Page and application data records
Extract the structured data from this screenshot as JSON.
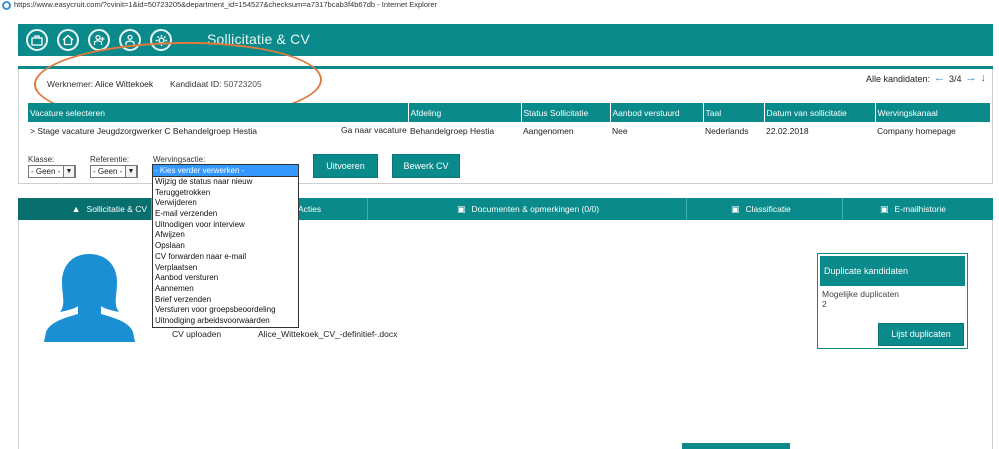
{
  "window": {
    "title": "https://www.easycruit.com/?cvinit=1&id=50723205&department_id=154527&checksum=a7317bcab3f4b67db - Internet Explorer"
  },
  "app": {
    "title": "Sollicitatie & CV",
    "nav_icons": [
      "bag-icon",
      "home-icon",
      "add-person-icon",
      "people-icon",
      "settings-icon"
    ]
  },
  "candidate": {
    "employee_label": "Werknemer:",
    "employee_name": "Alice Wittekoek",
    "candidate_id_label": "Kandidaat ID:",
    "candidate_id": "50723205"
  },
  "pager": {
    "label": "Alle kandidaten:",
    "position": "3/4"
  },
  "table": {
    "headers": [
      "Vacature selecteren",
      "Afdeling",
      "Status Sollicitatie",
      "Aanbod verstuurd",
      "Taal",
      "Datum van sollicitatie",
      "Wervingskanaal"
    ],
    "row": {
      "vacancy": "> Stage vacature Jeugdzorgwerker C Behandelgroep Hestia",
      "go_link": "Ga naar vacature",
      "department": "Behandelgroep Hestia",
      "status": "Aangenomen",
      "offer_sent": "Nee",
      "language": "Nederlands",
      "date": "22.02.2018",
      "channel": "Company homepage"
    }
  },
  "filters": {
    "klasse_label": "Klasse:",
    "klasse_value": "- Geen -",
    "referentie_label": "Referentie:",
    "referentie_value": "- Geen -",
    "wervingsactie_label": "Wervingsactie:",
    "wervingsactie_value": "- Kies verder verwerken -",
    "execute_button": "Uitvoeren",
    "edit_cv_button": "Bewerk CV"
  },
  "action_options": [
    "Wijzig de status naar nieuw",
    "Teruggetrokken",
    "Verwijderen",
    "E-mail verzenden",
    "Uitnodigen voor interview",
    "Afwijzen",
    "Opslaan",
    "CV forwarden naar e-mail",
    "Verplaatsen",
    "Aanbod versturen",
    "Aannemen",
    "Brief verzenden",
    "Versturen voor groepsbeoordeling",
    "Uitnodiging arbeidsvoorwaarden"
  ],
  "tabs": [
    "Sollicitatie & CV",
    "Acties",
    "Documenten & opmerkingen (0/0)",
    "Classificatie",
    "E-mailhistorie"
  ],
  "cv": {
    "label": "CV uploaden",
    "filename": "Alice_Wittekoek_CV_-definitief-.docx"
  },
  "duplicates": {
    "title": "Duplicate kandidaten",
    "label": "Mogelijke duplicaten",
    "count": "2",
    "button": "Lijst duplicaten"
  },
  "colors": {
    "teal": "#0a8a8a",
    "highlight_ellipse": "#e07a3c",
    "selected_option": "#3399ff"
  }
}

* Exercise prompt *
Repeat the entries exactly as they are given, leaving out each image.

* Output of the task *
Extract the structured data from this screenshot as JSON.
{
  "window": {
    "title": "https://www.easycruit.com/?cvinit=1&id=50723205&department_id=154527&checksum=a7317bcab3f4b67db - Internet Explorer"
  },
  "app": {
    "title": "Sollicitatie & CV",
    "nav_icons": [
      "bag-icon",
      "home-icon",
      "add-person-icon",
      "people-icon",
      "settings-icon"
    ]
  },
  "candidate": {
    "employee_label": "Werknemer:",
    "employee_name": "Alice Wittekoek",
    "candidate_id_label": "Kandidaat ID:",
    "candidate_id": "50723205"
  },
  "pager": {
    "label": "Alle kandidaten:",
    "position": "3/4"
  },
  "table": {
    "headers": [
      "Vacature selecteren",
      "Afdeling",
      "Status Sollicitatie",
      "Aanbod verstuurd",
      "Taal",
      "Datum van sollicitatie",
      "Wervingskanaal"
    ],
    "row": {
      "vacancy": "> Stage vacature Jeugdzorgwerker C Behandelgroep Hestia",
      "go_link": "Ga naar vacature",
      "department": "Behandelgroep Hestia",
      "status": "Aangenomen",
      "offer_sent": "Nee",
      "language": "Nederlands",
      "date": "22.02.2018",
      "channel": "Company homepage"
    }
  },
  "filters": {
    "klasse_label": "Klasse:",
    "klasse_value": "- Geen -",
    "referentie_label": "Referentie:",
    "referentie_value": "- Geen -",
    "wervingsactie_label": "Wervingsactie:",
    "wervingsactie_value": "- Kies verder verwerken -",
    "execute_button": "Uitvoeren",
    "edit_cv_button": "Bewerk CV"
  },
  "action_options": [
    "Wijzig de status naar nieuw",
    "Teruggetrokken",
    "Verwijderen",
    "E-mail verzenden",
    "Uitnodigen voor interview",
    "Afwijzen",
    "Opslaan",
    "CV forwarden naar e-mail",
    "Verplaatsen",
    "Aanbod versturen",
    "Aannemen",
    "Brief verzenden",
    "Versturen voor groepsbeoordeling",
    "Uitnodiging arbeidsvoorwaarden"
  ],
  "tabs": [
    "Sollicitatie & CV",
    "Acties",
    "Documenten & opmerkingen (0/0)",
    "Classificatie",
    "E-mailhistorie"
  ],
  "cv": {
    "label": "CV uploaden",
    "filename": "Alice_Wittekoek_CV_-definitief-.docx"
  },
  "duplicates": {
    "title": "Duplicate kandidaten",
    "label": "Mogelijke duplicaten",
    "count": "2",
    "button": "Lijst duplicaten"
  },
  "colors": {
    "teal": "#0a8a8a",
    "highlight_ellipse": "#e07a3c",
    "selected_option": "#3399ff"
  }
}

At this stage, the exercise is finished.